8:08 PM  
Anonymous Anonymous said...

Corporate Art is a slippery slope I think. There is some good and soul-less.. I remember being incredibly inspired by the Payne-Weber collection that was on show at the DIA in 97. Some corporations really go out to have great sincere collections. And some are a great service where otherwise nothing is happening and no one else is buying.

I agree there is a huge problem with interior decorators most of whom are over-priced middle people.
Many artists of all levels do not understand the control
designers have been able to excercise in the market over the last 10 years. Can artists afford having so many people above them in control? I think the art world has suffered badly for this.

Someone whom posed as a friend got me into his garage in Berkley as a studio space. It was heated and unused for years and he said he just wanted me to take advantage of the space at a time when I was in need of space and a transition.
As soon as I was to move in he raised the rent and started coming in un-announced all of the time.
When I asked him to stop this he refused to saying it was his garage! This and more continued..
I started noticing that his design work was incorporating more than ever superficial aspects of local detroit artists and my art. With his hard work put into his connections he was recieving great
comissions though his skill level and artistic experience was little.
Over the years he became cosy with the dean of CCS and got his family and friends teaching positions at CCS in illustration, interior design and sculpture! They hardly had any experience besides being capitalist creators of crap!!
The guy blatently stold ideas from my studio and incorporated them into his made-to-order art! Even a $5000.oo crucifix for a California church and this guy is an adamant athiest!! He stole the idea for the crucifix from a beautiful sculptural form I had saved from the trash in a cemetery and was keeping on the wall for inspiration.

The world is truely backwards right now. I wish more artists would take a stand in whatever humble or undercover way to heal
the art world. We need to restore our position of influence in society.

9:55 AM  
Anonymous Anonymous said...

Ok, what needs to be aknowledged is that there is a divide that occurs between "art" and "decoration." This divide is not nearly as simple as saying something is "corporate" or not. Even declaring something as "mass produced" is not a substantive criteria since some of the strongest (in my opinion)contemporary work happens to be print work.
The crux of the issue is really intent. If we want to go the "art is everything/everywhere" route I would argue that the art is not so much in the product of "decorative" work, but within the system/process itself. E.G. when there is an assembly line cranking out art that is mimicking a once original thought, the art is more in the marketing of this product than the actual product.

Its like this: If you buy a handmade oriental rug, you are buying a piece of art. If you buy some white stainmaster carpet, you are not buying art; the art is in marketing this and convincing you that you need this. The art is in product placement, advertising, and the salesman giving you his/her pitch. The art was in the original development that set the production process in motion.

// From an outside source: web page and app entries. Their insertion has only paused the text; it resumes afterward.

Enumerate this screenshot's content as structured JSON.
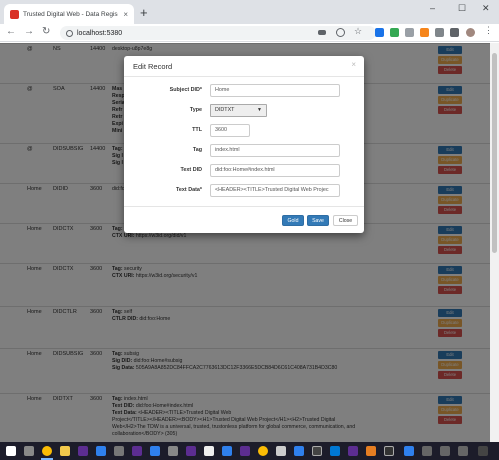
{
  "browser": {
    "tab_title": "Trusted Digital Web - Data Regis",
    "tab_close": "×",
    "new_tab": "+",
    "url": "localhost:5380",
    "win_min": "–",
    "win_max": "☐",
    "win_close": "✕"
  },
  "table": {
    "rows": [
      {
        "subject": "@",
        "type": "NS",
        "ttl": "14400",
        "detail_lines": [
          {
            "bold": "",
            "text": "desktop-u8p7e8g"
          }
        ]
      },
      {
        "subject": "@",
        "type": "SOA",
        "ttl": "14400",
        "detail_lines": [
          {
            "bold": "Mas",
            "text": ""
          },
          {
            "bold": "Resp",
            "text": ""
          },
          {
            "bold": "Seria",
            "text": ""
          },
          {
            "bold": "Refr",
            "text": ""
          },
          {
            "bold": "Retr",
            "text": ""
          },
          {
            "bold": "Expi",
            "text": ""
          },
          {
            "bold": "Mini",
            "text": ""
          }
        ]
      },
      {
        "subject": "@",
        "type": "DIDSUBSIG",
        "ttl": "14400",
        "detail_lines": [
          {
            "bold": "Tag:",
            "text": ""
          },
          {
            "bold": "Sig I",
            "text": ""
          },
          {
            "bold": "Sig I",
            "text": ""
          }
        ]
      },
      {
        "subject": "Home",
        "type": "DIDID",
        "ttl": "3600",
        "detail_lines": [
          {
            "bold": "",
            "text": "did:foo"
          }
        ]
      },
      {
        "subject": "Home",
        "type": "DIDCTX",
        "ttl": "3600",
        "detail_lines": [
          {
            "bold": "Tag:",
            "text": ""
          },
          {
            "bold": "CTX URI:",
            "text": " https://w3id.org/did/v1"
          }
        ]
      },
      {
        "subject": "Home",
        "type": "DIDCTX",
        "ttl": "3600",
        "detail_lines": [
          {
            "bold": "Tag:",
            "text": " security"
          },
          {
            "bold": "CTX URI:",
            "text": " https://w3id.org/security/v1"
          }
        ]
      },
      {
        "subject": "Home",
        "type": "DIDCTLR",
        "ttl": "3600",
        "detail_lines": [
          {
            "bold": "Tag:",
            "text": " self"
          },
          {
            "bold": "CTLR DID:",
            "text": " did:foo:Home"
          }
        ]
      },
      {
        "subject": "Home",
        "type": "DIDSUBSIG",
        "ttl": "3600",
        "detail_lines": [
          {
            "bold": "Tag:",
            "text": " subsig"
          },
          {
            "bold": "Sig DID:",
            "text": " did:foo:Home#subsig"
          },
          {
            "bold": "Sig Data:",
            "text": " 505A9A8A852DC84FFCA2C7763613DC12F3366E5DCB84D6C61C408A731B4D3C80"
          }
        ]
      },
      {
        "subject": "Home",
        "type": "DIDTXT",
        "ttl": "3600",
        "detail_lines": [
          {
            "bold": "Tag:",
            "text": " index.html"
          },
          {
            "bold": "Text DID:",
            "text": " did:foo:Home#index.html"
          },
          {
            "bold": "Text Data:",
            "text": " &lt;HEADER&gt;&lt;TITLE&gt;Trusted Digital Web"
          },
          {
            "bold": "",
            "text": "Project&lt;/TITLE&gt;&lt;/HEADER&gt;&lt;BODY&gt;&lt;H1&gt;Trusted Digital Web Project&lt;/H1&gt;&lt;H2&gt;Trusted Digital"
          },
          {
            "bold": "",
            "text": "Web&lt;/H2&gt;The TDW is a universal, trusted, trustonless platform for global commerce, communication, and"
          },
          {
            "bold": "",
            "text": "collaboration&lt;/BODY&gt; (305)"
          }
        ]
      }
    ],
    "edit_label": "Edit",
    "duplicate_label": "Duplicate",
    "delete_label": "Delete"
  },
  "modal": {
    "title": "Edit Record",
    "close": "×",
    "fields": {
      "subject_label": "Subject DID*",
      "subject_value": "Home",
      "type_label": "Type",
      "type_value": "DIDTXT",
      "ttl_label": "TTL",
      "ttl_value": "3600",
      "tag_label": "Tag",
      "tag_value": "index.html",
      "text_did_label": "Text DID",
      "text_did_value": "did:foo:Home#index.html",
      "text_data_label": "Text Data*",
      "text_data_value": "<HEADER><TITLE>Trusted Digital Web Projec"
    },
    "buttons": {
      "gold": "Gold",
      "save": "Save",
      "close": "Close"
    }
  },
  "colors": {
    "primary": "#337ab7",
    "warning": "#f0ad4e",
    "danger": "#d9534f"
  }
}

So essentially I guess I am saying that NoVo arts is making decorations. The real art is in developing the idea and market for somethign like NoVo arts. Its like systemic preformance art. Sort of hilarious and disgusting.

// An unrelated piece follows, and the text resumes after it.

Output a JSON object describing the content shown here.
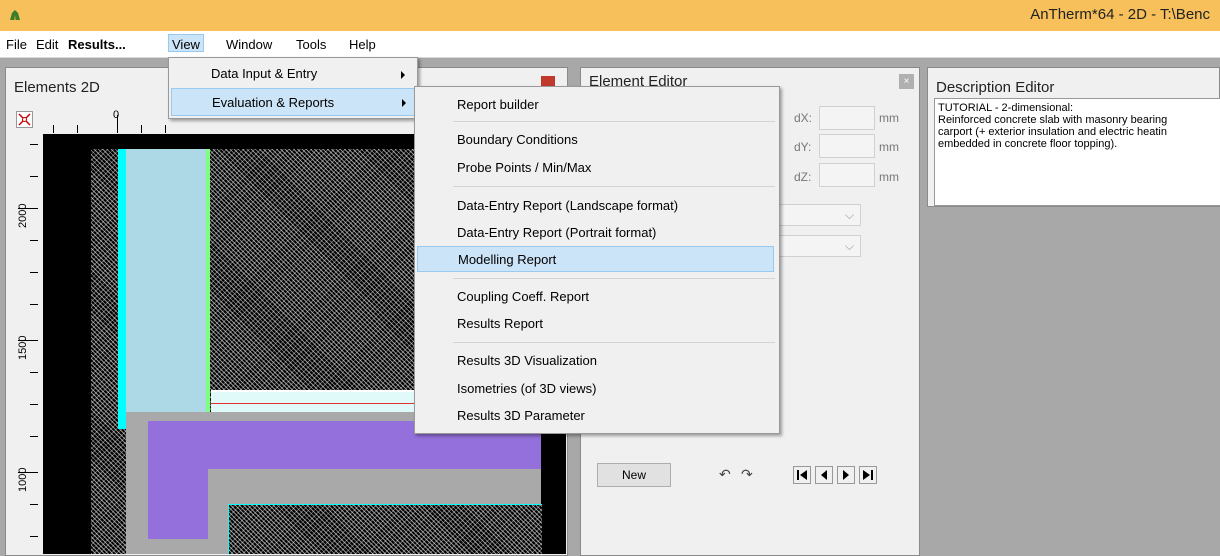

4:57 PM  
Anonymous Anonymous said...

Giclees are sell-outs too.

4:32 PM  
Blogger New York City said...

Hi, I actually worked for Novo Arts simply out of the the necessity to pay the bills right after I graduated with my MFA from the New York Academy. Marlaina Deppe, the owner of the company, proceeded to deride and condescend me throughout my freelance employment. Not only does she run a veritable sweat shop, but she insists that the work produced is the ugliest second-hand crap imaginable. She refuses to be professional and even refused to speak to me and now has decided that she won't pay me what was previously agreed upon, and now wants to pay me $7/hour. I didn't spend $40,000 on my education to be insulted, exploited and paid like a Wal-Mart employee. Jeff Koons treats his employees better!

Here's the whole story, Novo Arts Exploitation

4:41 PM  

Post a Comment

<< Home